As far as roads go, here's an opportunity to leverage a massive area of square footage that is guaranteed to be clear of plants or other obstructions, that would benefit from power and data networking, and if leveraged correctly, can be improved to save many lives.
Why anyone would choose to use this as an opportunity for ridicule is beyond me. Certainly the technology isn't ready yet, but I can see a clear pathway from idea to eventual perfection, given our penchant for achieving economics with scale. The resulting solution might not look anything like the original concept, but the idea of turning our roadways into an intelligent grid, featuring solar power generation, optics, data, and even thermal regulation is brilliant.
- Both driver and rider can see each other's location, in real time, up to the point of pickup.

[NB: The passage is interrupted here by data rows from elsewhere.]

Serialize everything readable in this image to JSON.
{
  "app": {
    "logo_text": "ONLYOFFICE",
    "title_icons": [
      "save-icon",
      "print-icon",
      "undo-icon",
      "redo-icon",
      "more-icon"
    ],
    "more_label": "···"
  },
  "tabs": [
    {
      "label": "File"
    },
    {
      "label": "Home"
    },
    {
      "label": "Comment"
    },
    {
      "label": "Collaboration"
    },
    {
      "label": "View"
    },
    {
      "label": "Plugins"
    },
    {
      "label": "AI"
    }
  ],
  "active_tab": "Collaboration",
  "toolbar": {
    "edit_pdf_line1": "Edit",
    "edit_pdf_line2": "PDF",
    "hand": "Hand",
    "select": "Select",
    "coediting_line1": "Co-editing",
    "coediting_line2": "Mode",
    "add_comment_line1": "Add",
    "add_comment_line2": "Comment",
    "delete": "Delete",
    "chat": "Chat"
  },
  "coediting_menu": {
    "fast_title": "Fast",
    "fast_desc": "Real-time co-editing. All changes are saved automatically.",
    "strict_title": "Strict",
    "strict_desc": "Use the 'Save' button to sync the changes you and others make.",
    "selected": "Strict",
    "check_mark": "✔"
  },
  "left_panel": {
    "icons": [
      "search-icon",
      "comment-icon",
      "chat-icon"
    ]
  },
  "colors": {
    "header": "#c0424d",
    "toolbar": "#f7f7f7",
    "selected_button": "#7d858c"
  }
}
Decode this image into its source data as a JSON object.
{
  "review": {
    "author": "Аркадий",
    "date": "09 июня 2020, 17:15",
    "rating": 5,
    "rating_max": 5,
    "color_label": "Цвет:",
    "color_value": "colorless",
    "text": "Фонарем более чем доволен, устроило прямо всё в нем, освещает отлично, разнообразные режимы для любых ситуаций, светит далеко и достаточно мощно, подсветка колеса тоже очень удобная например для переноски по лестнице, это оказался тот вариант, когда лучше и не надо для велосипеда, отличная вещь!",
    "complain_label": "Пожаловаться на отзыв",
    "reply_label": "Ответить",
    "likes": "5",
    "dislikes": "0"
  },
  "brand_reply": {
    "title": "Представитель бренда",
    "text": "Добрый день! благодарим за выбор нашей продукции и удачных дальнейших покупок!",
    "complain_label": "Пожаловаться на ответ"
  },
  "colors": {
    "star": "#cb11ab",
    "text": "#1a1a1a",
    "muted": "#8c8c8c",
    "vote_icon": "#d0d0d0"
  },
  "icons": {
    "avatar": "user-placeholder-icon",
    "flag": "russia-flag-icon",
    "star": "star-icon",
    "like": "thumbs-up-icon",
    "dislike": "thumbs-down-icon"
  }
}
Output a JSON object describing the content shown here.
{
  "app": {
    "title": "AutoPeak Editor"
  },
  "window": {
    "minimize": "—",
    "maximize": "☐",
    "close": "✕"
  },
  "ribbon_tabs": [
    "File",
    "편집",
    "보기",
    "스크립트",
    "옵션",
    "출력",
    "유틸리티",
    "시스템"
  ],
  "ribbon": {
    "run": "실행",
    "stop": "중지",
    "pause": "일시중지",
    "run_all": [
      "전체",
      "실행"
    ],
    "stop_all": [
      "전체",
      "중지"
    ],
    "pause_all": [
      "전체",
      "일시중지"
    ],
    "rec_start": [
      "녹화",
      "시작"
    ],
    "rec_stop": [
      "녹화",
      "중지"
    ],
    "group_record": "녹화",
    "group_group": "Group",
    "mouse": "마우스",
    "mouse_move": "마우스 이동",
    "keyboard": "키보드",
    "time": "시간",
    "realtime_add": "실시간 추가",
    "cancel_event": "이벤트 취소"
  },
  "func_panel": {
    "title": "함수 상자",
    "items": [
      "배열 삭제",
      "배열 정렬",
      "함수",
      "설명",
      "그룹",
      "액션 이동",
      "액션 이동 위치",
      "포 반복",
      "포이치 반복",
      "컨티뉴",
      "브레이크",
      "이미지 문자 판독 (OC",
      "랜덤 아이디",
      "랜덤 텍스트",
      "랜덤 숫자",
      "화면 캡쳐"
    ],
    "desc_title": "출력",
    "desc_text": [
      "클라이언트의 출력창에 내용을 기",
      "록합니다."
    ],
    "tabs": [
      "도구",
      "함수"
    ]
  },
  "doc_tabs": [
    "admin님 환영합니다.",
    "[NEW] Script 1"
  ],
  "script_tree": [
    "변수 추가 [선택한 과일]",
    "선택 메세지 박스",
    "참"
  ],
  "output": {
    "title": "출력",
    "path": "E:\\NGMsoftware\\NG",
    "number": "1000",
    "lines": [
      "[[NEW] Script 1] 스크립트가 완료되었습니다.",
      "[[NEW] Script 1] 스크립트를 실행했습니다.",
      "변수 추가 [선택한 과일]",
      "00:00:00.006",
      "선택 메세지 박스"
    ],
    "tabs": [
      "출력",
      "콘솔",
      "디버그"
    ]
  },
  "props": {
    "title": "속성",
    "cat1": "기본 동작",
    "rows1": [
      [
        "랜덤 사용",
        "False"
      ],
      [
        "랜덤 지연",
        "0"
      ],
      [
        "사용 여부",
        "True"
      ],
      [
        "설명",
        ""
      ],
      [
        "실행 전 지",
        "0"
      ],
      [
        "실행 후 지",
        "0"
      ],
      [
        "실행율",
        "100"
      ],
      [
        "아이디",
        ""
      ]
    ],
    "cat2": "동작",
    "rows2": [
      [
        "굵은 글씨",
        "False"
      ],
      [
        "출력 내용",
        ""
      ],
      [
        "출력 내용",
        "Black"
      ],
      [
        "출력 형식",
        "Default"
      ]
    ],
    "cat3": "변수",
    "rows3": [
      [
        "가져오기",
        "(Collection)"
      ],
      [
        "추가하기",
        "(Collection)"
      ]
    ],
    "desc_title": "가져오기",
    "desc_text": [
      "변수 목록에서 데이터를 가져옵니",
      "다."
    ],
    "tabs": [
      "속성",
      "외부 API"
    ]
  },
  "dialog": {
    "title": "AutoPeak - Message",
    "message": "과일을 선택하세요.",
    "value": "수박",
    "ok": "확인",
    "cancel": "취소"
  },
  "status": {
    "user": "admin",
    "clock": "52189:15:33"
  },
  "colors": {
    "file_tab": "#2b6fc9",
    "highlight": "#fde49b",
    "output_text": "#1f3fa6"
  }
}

- Both driver and rider can contact each other either by phone or SMS (I've moved location, I've forgotten a bag / phone, I can't find you).
- Both driver and rider can rate each other after the experience.
- No need for carrying cash, or dealing with post drive transactions -- just hop out, it's all handled.
- Several levels of quality, ranging from eco, black car, and suburban / limo.
Uber provides a safer experience for both driver and rider, with accountability and communication.
If you've never ridden Uber (or similar), it's a vastly superior experience to old fashioned cabs.
When you've been disrupted like this, it's either evolution or extinction.
Radiation Rules Exploration
According to industry experts, some of whom declined to be quoted on the record because of the sensitivities of the nexus of media deals involved, we aren’t anywhere close to getting a service that allows customers to pay a single monthly fee for access to a wide range of top-notch movies and TV shows.Instead of a single comprehensive service, the future of digital TV and movies is destined to be fragmented across several services, at least for the next few years. We’ll all face a complex decision tree when choosing what to watch, and we’ll have to settle for something less than ideal."
- - Constrain a project to prevent it from having more advanced features than your "enterprise" mirror
- - Cherry pick the best "community" developers moving them to the "enterprise" staff, leading to brain / experience drain
- - Cherry pick the best features from the "community" APIs, moving them to "enterprise"
- - Fail to enforce rigorous standards on code commenting, documentation, unit / build acceptance / integration tests
- - Allow conflicting APIs or features into the development process
Then, throw up your hands in disgust at the result, and blame the very concept of F/OSS. That's why, but for limited exceptions, I avoid the "community" products of Oracle and Redhat. And when the open source community provides much better alternatives, I avoid their "enterprise" products as well.